The latest skirmish started after McCain answered a question on NBC's "Today" about whether he had "a better estimate of when American forces can come home from Iraq."
"No, but that's not too important," McCain replied. "What's important is the casualties in Iraq. Americans are in South Korea, Americans are in Japan, American troops are in Germany. That's all fine. . . . But the key to it is we don't want any more Americans in harm's way. And that way, they will be safe, and serve our country, and come home with honor and victory, not in defeat, which is what Senator Obama's proposal would have done."
The "not too important" comment prompted a swift conference call from the Obama campaign during which Senator John F. Kerry, a key Obama surrogate on national security, called McCain's remarks "unbelievably out of touch and inconsistent with the needs of Americans and particularly the families of troops who are over there."
"To them it's the most important thing in the world when they come home," Kerry added.
McCain spokesman Tucker Bounds accused Obama's campaign of a "false attack."
"John McCain was asked if he had a 'better estimate' for a timeline for withdrawal," Bounds said. "John McCain has always said that is not as important as conditions on the ground and the recommendations of commanders in the field. Any reasonable person who reads the full transcript would see this and reject the Obama campaign's attempt to manipulate, twist, and distort the truth."
Gallup's daily tracking poll suggests that Obama has widened his lead over John McCain since Hillary Clinton, who bested Obama in the primaries among women, dropped out of the race and endorsed him on Saturday.

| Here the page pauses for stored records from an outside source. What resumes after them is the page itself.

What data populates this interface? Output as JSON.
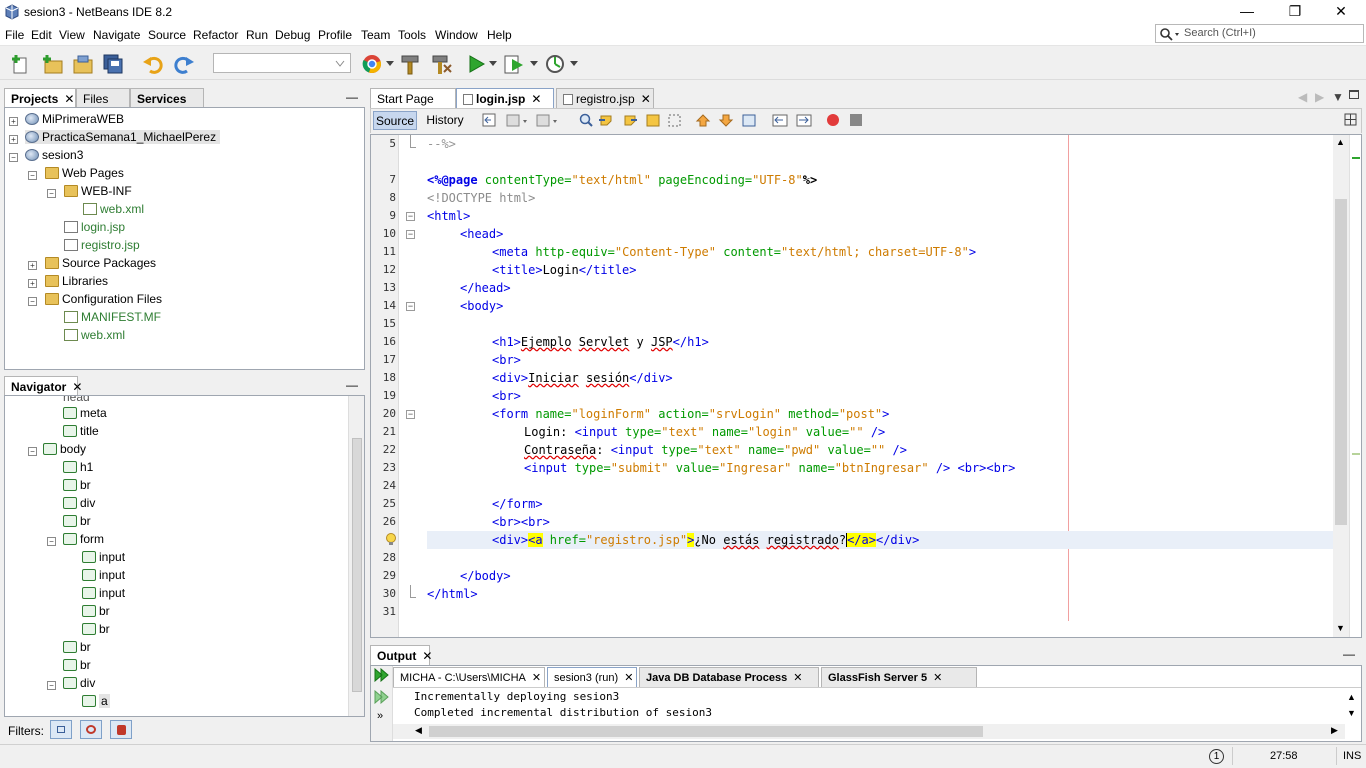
{
  "window": {
    "title": "sesion3 - NetBeans IDE 8.2",
    "minimize": "—",
    "maximize": "❐",
    "close": "✕"
  },
  "menu": [
    "File",
    "Edit",
    "View",
    "Navigate",
    "Source",
    "Refactor",
    "Run",
    "Debug",
    "Profile",
    "Team",
    "Tools",
    "Window",
    "Help"
  ],
  "search": {
    "placeholder": "Search (Ctrl+I)"
  },
  "projects_panel": {
    "tabs": [
      "Projects",
      "Files",
      "Services"
    ],
    "minimize": "—",
    "tree": [
      {
        "label": "MiPrimeraWEB",
        "icon": "globe-icon"
      },
      {
        "label": "PracticaSemana1_MichaelPerez",
        "icon": "globe-icon"
      },
      {
        "label": "sesion3",
        "icon": "globe-icon"
      },
      {
        "label": "Web Pages",
        "icon": "folder-icon"
      },
      {
        "label": "WEB-INF",
        "icon": "folder-icon"
      },
      {
        "label": "web.xml",
        "icon": "xml-file-icon"
      },
      {
        "label": "login.jsp",
        "icon": "jsp-file-icon"
      },
      {
        "label": "registro.jsp",
        "icon": "jsp-file-icon"
      },
      {
        "label": "Source Packages",
        "icon": "folder-icon"
      },
      {
        "label": "Libraries",
        "icon": "folder-icon"
      },
      {
        "label": "Configuration Files",
        "icon": "folder-icon"
      },
      {
        "label": "MANIFEST.MF",
        "icon": "manifest-file-icon"
      },
      {
        "label": "web.xml",
        "icon": "xml-file-icon"
      }
    ]
  },
  "navigator": {
    "title": "Navigator",
    "items": [
      "head",
      "meta",
      "title",
      "body",
      "h1",
      "br",
      "div",
      "br",
      "form",
      "input",
      "input",
      "input",
      "br",
      "br",
      "br",
      "br",
      "div",
      "a"
    ],
    "filters_label": "Filters:"
  },
  "editor": {
    "tabs": [
      {
        "label": "Start Page"
      },
      {
        "label": "login.jsp"
      },
      {
        "label": "registro.jsp"
      }
    ],
    "source_label": "Source",
    "history_label": "History",
    "line_numbers": [
      "5",
      "7",
      "8",
      "9",
      "10",
      "11",
      "12",
      "13",
      "14",
      "15",
      "16",
      "17",
      "18",
      "19",
      "20",
      "21",
      "22",
      "23",
      "24",
      "25",
      "26",
      "27",
      "28",
      "29",
      "30",
      "31"
    ],
    "lines": {
      "l5": "--%>",
      "l7a": "<%@page ",
      "l7b": "contentType=",
      "l7c": "\"text/html\"",
      "l7d": " pageEncoding=",
      "l7e": "\"UTF-8\"",
      "l7f": "%>",
      "l8": "<!DOCTYPE html>",
      "l9": "<html>",
      "l10": "<head>",
      "l11a": "<meta ",
      "l11b": "http-equiv=",
      "l11c": "\"Content-Type\"",
      "l11d": " content=",
      "l11e": "\"text/html; charset=UTF-8\"",
      "l11f": ">",
      "l12a": "<title>",
      "l12b": "Login",
      "l12c": "</title>",
      "l13": "</head>",
      "l14": "<body>",
      "l16a": "<h1>",
      "l16b": "Ejemplo",
      "l16c": " ",
      "l16d": "Servlet",
      "l16e": " y ",
      "l16f": "JSP",
      "l16g": "</h1>",
      "l17": "<br>",
      "l18a": "<div>",
      "l18b": "Iniciar",
      "l18c": " ",
      "l18d": "sesión",
      "l18e": "</div>",
      "l19": "<br>",
      "l20a": "<form ",
      "l20b": "name=",
      "l20c": "\"loginForm\"",
      "l20d": " action=",
      "l20e": "\"srvLogin\"",
      "l20f": " method=",
      "l20g": "\"post\"",
      "l20h": ">",
      "l21a": "Login: ",
      "l21b": "<input ",
      "l21c": "type=",
      "l21d": "\"text\"",
      "l21e": " name=",
      "l21f": "\"login\"",
      "l21g": " value=",
      "l21h": "\"\"",
      "l21i": " />",
      "l22a": "Contraseña",
      "l22b": ": ",
      "l22c": "<input ",
      "l22d": "type=",
      "l22e": "\"text\"",
      "l22f": " name=",
      "l22g": "\"pwd\"",
      "l22h": " value=",
      "l22i": "\"\"",
      "l22j": " />",
      "l23a": "<input ",
      "l23b": "type=",
      "l23c": "\"submit\"",
      "l23d": " value=",
      "l23e": "\"Ingresar\"",
      "l23f": " name=",
      "l23g": "\"btnIngresar\"",
      "l23h": " /> <br><br>",
      "l25": "</form>",
      "l26": "<br><br>",
      "l27a": "<div>",
      "l27b": "<a",
      "l27c": " href=",
      "l27d": "\"registro.jsp\"",
      "l27e": ">",
      "l27f": "¿No ",
      "l27g": "estás",
      "l27h": " ",
      "l27i": "registrado",
      "l27j": "?",
      "l27k": "</a>",
      "l27l": "</div>",
      "l29": "</body>",
      "l30": "</html>"
    }
  },
  "output": {
    "title": "Output",
    "tabs": [
      {
        "label": "MICHA - C:\\Users\\MICHA"
      },
      {
        "label": "sesion3 (run)"
      },
      {
        "label": "Java DB Database Process"
      },
      {
        "label": "GlassFish Server 5"
      }
    ],
    "lines": [
      "Incrementally deploying sesion3",
      "Completed incremental distribution of sesion3"
    ]
  },
  "status": {
    "position": "27:58",
    "mode": "INS",
    "notifications": "1"
  },
  "colors": {
    "keyword": "#0000e6",
    "attribute": "#009900",
    "string": "#ce7b00",
    "comment": "#969696",
    "highlight": "#ffff00"
  }
}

In tracking polls from May 27 through June 2, Obama led McCain 48 percent to 43 percent among women.
But in tracking polls from last Thursday through Monday, he led the presumptive Republican nominee 51 to 38 percent among women.

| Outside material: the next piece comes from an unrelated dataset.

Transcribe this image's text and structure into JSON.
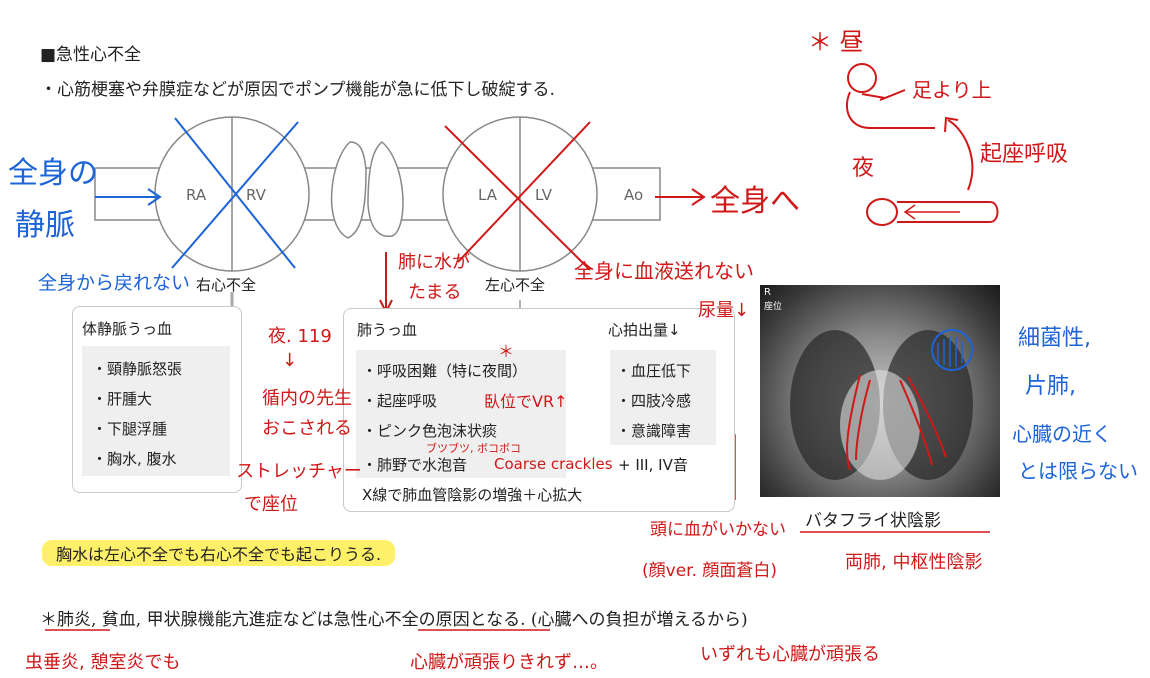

And among women 50 and older, Obama had turned a 46 to 43 percent deficit into a 47 to 41 percent lead.
But in an NBC News/Wall Street Journal survey released yesterday, while Clinton led McCain by 14 percentage points among suburban women, Obama trailed by 6 percentage points. Overall, Obama led 47 percent to 41 percent.
To win in November, a Democratic presidential candidate typically needs to build a sizable gender gap.
The 7News/Suffolk University survey released last night gave Obama a 53 percent to 30 percent lead in the Bay State, a reliably Democratic state in presidential elections.
But his lead would be even bigger if he could corral Clinton backers.
In the survey, 26 percent of her supporters said they were undecided and 20 percent said they would vote for McCain.
The 54 percent of Clinton loyalists who would support Obama would jump to 80 percent, however, if Obama picked her as his running mate. But a majority of Obama's supporters don't want him to choose her. The poll found 44 percent of Republican voters in Massachusetts don't believe that McCain will pick former Mitt Romney as his running mate, while 38 percent said he would.
But in hitting on the same values issue that helped Hillary Clinton beat Obama in the April Pennsylvania primary, the presumptive Republican nominee appeared to mangle the controversial quote from Obama, who said at a private fund-raiser in San Francisco in April that he was having trouble reaching "bitter" small-town voters who "cling to guns or religion."
McCain suggested in Philadelphia yesterday that Obama belittled small-town residents who cling to religion or "the Constitution."
"We're going to go to the small towns in Pennsylvania and I'm going to tell them I don't agree with Senator Obama that they cling to their religion and the Constitution because they're bitter," said McCain, who might have been referring to the Second Amendment right to bear arms. "I'm going to tell them they have faith and they have trust and support the Constitution of the United States because they have optimism and hope. . . . That's what America's all about."